- The problem -
Copy every line below that has the word "structured" in it.

Web page and app entries
= = = =

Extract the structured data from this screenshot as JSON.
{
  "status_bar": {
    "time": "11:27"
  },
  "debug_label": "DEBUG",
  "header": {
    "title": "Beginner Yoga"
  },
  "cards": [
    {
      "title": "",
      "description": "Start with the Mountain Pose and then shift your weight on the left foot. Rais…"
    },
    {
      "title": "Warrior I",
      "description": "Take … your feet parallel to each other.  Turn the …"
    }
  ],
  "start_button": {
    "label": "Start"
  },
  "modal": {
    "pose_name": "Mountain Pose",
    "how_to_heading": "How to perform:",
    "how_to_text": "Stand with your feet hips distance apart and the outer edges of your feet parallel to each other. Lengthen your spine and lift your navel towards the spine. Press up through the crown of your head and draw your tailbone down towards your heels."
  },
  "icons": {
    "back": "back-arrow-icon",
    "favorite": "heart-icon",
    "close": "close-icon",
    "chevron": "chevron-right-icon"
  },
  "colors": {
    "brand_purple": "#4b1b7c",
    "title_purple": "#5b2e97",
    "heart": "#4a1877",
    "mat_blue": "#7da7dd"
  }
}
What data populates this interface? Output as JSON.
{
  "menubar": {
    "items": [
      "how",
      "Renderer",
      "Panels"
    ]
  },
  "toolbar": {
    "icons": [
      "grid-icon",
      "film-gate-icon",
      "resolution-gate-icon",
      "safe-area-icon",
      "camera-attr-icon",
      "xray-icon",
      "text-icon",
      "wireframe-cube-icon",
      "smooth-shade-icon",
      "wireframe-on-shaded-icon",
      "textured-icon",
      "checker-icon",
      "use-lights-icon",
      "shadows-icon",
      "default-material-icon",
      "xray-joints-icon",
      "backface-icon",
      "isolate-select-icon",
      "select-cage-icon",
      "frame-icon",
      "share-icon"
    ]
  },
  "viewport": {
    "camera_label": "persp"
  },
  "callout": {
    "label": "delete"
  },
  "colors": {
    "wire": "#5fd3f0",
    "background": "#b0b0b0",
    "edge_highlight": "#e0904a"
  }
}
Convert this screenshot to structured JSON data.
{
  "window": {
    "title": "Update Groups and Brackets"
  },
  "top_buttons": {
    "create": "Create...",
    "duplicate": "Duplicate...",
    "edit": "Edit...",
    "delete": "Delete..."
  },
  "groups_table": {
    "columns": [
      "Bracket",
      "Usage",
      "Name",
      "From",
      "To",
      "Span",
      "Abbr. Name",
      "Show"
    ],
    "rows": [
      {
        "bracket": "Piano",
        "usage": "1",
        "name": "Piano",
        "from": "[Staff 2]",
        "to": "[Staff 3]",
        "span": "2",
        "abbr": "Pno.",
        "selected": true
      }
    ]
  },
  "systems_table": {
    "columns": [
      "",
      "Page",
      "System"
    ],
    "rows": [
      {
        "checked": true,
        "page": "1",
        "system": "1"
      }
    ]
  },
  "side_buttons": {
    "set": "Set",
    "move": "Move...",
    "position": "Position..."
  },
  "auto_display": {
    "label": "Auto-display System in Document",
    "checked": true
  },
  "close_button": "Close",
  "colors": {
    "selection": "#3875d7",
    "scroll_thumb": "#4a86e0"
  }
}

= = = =

- Worked solution -
Extract the structured data from this screenshot as JSON.
Convert this screenshot to structured JSON data.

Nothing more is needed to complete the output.